- 21 Aug 2023 9:13 AM
- Hungary Matters
Hungary, central Europe and Germany, Orbán said, were “inextricably linked”. “We are and will continue to be the most natural allies in maintaining competitiveness,” he added.
Besides the manufacture of fighting vehicles, the facility also has a test track and research and development centre so that production and R&D can be done in one place, Orbán noted.
“Made in Hungary in every sense of the word,” he declared, adding that “‘Made in Hungary’ would not be what it is without German technology.”
Orbán said some people may think that the development of the Hungarian defence industry was scrambling in response to the war, but in fact the first relevant decisions were made in 2017.

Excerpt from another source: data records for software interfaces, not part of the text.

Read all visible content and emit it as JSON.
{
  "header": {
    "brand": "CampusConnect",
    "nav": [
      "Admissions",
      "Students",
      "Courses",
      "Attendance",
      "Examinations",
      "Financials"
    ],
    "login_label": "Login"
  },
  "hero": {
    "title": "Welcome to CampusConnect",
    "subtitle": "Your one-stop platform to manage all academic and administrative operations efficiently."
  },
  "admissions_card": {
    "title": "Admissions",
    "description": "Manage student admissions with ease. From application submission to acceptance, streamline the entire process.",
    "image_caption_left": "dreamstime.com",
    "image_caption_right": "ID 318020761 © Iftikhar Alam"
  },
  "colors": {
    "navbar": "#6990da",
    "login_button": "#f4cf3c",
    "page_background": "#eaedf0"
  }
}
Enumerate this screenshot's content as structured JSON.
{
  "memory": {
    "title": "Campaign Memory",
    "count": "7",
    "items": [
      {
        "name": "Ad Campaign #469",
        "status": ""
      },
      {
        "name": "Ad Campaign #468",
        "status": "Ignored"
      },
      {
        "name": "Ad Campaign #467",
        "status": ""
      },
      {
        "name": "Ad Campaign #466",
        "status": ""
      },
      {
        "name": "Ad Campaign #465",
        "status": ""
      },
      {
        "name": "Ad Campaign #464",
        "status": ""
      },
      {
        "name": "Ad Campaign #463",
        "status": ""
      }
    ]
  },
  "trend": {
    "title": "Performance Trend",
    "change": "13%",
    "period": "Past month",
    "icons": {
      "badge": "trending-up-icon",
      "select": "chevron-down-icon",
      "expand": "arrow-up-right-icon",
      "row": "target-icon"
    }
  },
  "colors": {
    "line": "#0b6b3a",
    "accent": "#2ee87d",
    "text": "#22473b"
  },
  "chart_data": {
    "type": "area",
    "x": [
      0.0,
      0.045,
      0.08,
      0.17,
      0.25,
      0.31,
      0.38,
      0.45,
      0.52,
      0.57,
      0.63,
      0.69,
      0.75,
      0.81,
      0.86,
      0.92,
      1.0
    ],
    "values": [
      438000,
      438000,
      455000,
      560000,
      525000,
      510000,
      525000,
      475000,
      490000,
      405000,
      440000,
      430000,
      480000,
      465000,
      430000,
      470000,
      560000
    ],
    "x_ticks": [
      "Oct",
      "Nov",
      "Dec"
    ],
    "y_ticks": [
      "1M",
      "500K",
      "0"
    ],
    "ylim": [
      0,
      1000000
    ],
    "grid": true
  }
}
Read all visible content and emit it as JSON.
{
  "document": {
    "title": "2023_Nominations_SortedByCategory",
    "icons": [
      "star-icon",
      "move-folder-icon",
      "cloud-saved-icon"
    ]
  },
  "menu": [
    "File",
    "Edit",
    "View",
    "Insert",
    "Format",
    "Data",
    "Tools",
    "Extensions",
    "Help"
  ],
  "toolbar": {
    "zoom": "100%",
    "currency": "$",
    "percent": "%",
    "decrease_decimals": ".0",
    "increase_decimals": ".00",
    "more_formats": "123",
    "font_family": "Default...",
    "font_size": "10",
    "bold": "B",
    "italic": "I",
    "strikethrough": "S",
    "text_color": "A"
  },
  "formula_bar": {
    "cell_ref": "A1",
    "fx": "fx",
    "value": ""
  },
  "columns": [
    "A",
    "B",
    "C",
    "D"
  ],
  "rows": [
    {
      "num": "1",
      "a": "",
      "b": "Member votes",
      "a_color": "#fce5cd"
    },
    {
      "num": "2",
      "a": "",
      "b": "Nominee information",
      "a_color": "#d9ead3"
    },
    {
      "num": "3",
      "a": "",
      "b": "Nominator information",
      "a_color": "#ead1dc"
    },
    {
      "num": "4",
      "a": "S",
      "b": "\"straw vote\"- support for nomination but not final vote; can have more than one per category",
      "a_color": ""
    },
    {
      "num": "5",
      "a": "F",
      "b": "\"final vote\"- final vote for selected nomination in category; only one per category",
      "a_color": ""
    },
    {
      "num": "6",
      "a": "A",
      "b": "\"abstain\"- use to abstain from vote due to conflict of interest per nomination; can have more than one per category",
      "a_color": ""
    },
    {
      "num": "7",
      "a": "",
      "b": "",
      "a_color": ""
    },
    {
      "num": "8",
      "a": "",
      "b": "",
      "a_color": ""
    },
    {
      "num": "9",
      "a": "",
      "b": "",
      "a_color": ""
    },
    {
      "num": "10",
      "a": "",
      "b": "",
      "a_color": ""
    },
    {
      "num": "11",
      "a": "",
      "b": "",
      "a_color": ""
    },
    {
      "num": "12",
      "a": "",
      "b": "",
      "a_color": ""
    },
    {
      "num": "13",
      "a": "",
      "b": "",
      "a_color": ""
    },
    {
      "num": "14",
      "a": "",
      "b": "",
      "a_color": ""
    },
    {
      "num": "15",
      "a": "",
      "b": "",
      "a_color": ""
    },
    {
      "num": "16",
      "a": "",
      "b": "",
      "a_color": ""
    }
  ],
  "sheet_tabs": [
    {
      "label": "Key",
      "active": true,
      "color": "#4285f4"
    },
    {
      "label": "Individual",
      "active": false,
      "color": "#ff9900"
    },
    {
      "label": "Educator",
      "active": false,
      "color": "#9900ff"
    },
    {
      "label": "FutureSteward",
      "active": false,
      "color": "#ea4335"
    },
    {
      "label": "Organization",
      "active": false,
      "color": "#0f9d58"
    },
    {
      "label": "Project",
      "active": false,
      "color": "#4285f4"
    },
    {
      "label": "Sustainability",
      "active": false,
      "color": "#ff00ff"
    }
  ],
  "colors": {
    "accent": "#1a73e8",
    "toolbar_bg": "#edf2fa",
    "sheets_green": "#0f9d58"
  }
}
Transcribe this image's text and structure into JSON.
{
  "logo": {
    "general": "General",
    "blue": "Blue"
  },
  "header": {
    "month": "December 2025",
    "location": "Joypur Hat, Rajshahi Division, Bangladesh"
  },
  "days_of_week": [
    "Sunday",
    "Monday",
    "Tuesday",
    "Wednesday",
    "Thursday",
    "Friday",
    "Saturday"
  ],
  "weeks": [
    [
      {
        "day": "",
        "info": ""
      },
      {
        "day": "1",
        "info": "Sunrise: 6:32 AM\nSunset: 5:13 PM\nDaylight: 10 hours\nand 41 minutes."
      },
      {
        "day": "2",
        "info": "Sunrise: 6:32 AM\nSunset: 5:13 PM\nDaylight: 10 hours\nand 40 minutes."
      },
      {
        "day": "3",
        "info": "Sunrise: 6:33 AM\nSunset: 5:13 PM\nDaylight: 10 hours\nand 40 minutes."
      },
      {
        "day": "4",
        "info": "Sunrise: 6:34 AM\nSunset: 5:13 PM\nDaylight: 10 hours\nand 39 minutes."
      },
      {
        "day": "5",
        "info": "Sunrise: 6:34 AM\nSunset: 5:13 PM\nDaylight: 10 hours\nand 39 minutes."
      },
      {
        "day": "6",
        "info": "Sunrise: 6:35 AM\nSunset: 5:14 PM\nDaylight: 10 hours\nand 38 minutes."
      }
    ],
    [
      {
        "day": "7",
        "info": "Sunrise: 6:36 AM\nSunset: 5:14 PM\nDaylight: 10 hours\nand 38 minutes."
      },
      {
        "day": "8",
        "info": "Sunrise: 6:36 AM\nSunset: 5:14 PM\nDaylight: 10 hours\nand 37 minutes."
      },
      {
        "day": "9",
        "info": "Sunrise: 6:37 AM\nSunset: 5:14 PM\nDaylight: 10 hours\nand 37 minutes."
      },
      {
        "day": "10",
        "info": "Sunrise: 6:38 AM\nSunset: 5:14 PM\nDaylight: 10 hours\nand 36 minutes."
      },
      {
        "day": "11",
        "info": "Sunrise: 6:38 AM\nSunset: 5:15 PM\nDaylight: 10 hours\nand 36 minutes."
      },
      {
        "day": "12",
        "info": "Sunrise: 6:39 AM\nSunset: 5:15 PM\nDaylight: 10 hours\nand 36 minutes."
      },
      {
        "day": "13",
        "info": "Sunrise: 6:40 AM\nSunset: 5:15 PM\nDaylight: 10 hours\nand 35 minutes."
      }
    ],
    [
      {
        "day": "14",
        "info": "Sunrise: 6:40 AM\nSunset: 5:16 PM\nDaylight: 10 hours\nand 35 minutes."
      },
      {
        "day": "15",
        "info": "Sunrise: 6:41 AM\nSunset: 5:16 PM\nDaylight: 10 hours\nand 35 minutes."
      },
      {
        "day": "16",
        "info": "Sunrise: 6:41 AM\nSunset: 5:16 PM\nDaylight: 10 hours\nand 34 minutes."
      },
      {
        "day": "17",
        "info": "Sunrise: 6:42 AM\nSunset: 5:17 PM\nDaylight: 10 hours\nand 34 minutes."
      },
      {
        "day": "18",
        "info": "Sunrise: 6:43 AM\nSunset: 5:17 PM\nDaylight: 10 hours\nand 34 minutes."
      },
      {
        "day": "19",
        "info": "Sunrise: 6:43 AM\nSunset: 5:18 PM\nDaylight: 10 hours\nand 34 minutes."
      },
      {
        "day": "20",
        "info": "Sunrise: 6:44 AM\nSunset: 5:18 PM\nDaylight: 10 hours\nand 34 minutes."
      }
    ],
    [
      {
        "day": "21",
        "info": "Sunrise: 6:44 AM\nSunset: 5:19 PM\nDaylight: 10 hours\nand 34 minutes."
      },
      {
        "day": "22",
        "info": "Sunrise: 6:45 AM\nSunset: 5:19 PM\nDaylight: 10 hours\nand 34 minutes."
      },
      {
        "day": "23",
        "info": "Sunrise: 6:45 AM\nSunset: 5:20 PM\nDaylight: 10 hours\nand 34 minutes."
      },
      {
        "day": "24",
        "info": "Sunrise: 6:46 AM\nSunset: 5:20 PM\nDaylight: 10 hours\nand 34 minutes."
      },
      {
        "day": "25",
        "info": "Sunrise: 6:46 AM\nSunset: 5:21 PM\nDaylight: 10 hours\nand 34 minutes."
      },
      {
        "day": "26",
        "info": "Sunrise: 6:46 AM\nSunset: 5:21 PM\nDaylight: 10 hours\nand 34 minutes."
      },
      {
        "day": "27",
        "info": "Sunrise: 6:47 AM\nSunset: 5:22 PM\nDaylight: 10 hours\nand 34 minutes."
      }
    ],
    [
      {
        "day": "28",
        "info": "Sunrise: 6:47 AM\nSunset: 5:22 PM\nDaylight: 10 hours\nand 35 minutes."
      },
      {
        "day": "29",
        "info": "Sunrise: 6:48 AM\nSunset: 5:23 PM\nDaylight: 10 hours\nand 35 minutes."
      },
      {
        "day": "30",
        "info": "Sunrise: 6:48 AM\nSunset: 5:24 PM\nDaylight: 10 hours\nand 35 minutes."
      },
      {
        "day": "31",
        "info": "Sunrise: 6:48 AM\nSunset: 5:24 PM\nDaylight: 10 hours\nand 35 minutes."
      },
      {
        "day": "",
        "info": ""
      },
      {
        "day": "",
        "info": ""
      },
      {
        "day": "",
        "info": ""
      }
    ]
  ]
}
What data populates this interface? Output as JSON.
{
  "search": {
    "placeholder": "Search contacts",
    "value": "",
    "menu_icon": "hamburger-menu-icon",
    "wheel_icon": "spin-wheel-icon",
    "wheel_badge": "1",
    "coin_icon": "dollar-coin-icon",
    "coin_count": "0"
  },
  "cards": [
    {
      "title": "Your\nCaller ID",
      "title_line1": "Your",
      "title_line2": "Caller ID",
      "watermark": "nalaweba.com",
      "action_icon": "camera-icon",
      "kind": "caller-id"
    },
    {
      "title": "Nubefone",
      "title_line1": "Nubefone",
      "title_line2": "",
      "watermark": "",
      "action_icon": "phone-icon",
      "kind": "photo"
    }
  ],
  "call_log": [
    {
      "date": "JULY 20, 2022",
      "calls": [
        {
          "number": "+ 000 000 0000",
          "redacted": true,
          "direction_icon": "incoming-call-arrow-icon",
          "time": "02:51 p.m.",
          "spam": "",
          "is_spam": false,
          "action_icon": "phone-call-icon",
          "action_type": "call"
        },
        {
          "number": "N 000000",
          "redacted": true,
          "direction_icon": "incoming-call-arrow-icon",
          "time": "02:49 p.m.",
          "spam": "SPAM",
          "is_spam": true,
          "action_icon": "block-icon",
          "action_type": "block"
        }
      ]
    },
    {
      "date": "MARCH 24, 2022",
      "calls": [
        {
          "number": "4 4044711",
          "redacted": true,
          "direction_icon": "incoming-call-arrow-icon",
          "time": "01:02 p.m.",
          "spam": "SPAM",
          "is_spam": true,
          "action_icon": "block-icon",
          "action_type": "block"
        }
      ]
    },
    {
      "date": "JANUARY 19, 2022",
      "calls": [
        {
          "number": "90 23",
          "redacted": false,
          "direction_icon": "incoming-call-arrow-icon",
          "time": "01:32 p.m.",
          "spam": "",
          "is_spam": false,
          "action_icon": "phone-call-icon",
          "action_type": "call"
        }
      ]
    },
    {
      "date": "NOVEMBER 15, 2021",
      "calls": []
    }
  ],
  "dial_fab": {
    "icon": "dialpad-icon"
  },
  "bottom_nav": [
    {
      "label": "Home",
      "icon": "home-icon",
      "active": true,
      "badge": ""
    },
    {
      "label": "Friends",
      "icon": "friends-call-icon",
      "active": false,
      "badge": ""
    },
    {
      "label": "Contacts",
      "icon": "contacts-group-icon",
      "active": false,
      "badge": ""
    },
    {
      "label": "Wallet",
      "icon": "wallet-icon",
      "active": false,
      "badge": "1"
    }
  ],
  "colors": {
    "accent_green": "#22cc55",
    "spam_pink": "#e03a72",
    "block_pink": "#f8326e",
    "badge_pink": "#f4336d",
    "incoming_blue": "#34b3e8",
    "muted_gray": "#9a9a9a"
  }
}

The Zalaegerszeg factory was, he added, the outcome of joint German-Hungarian “wisdom and foresight” based on an assessment of the European and world political situation. He thanked Rheinmetall’s chairman and chief executive, Armin Papperger, for contributing towards the government’s decision-making.
The German Lynx fighting vehicle “manufactured on Hungarian soil” is operated by Hungarian workers and Hungarian engineers, Orbán said, adding that those involved in operating this cutting-edge technology had acquired their education in Hungarian schools, and this fact served as a riposte to those who slammed the country’s public education system.
Meanwhile, the prime minister said that strength was needed to ensure peace, and the government was pursuing its plan to create an independent defence industry. Strength for peace means mental, economic and military resilience, with mental strength needed for Hungary to “resist the pressure the backers of war who want to force the country into war,” he said.
“For Hungary, peace is the sole moral and political position to be undertaken,” he added.
Economic strength, Orbán said, was needed for Hungary to overcome problems caused by the Russia-Ukraine war and the related sanctions. And military strength is needed to demonstrate that Hungary’s security would be protected in times of war, too, he added.
The prime minister said the government had been “in crisis mode” for almost four years, but was pursuing “big plans” nonetheless.
“We haven’t abandoned creating an independent Hungarian defence industry,” he said, adding that the government was intent on ensuring that Hungarian innovation and technology would be world-class.
Hungary’s defence spending will hit 2% of GDP, and it was hopeful that this level would be maintained next year as well, Orbán said, noting that the country is obliged to maintain this level of spending as a member of NATO.
Orbán highlighted big investments made in the region, adding that Zalaegerszeg had become a vantage point to the future in terms of the vehicle industry, defence technology and electronics.
He also noted a deal involving Israeli company UVision to set up a JV plant in Hungary to manufacture combat drones. In addition, Europe’s most advanced ammunition factories will start operating in Várpalota next year, also operated jointly with Rheinmetall, he noted.
Further, the Airbus factory in Gyula manufacturing parts for combat helicopters started operating a year ago, he added.
The prime minister mentioned that Czech company Aero Vodochody, which manufactures combat and training aircraft, “has been taken over by Hungarians, so there is already a Hungarian-owned aircraft factory”.
Addressing the inauguration ceremony, Papperger said “Europe’s most modern and finest tank factory” provided Hungary with “outstanding defence capabilities” and had been built at record speed.
Hungary, part of the European air defence initiative, had the capability and capacity to produce air defence weapons and ammunition, he said.
“We can see that Hungary is poised to become an important player in Europe’s defence industry,” he added.
Orbán: Jobs, Inflation, Wages Top Priorities
Protecting jobs, curbing inflation and bumping up wages are vitally important for the economy, Prime Minister Viktor Orbán told public radio.
The European and Hungarian economies are now being determined by the war in Ukraine, Orbán said, adding that both would perform much better if the conflict were to come to an end.
He said “the root of the problem, the war, cannot be remedied; while there’s no peace, the war economy will be here to stay.”
“Brussels bureaucrats won’t end the sanctions” even though Hungary had been urging it to do so, he said. Ending the war would change the environment for the European economy overnight, he said.
“Peace is the only politically and ethically right approach,” he added. The government, Orbán said, was focusing on protecting jobs, noting 70,000-80,000 job vacancies in the country.
He said the Hungarian economy was geared towards providing employment to Hungarians” and the government is in the position “to offer work to anyone who wants it”.
The prime minister also referred to the government’s “radical measures” to combat inflation, which had put a lid on price gouging.
He noted the government’s inflation target of 6% for 2024, adding that the figure could be as low as 5%”.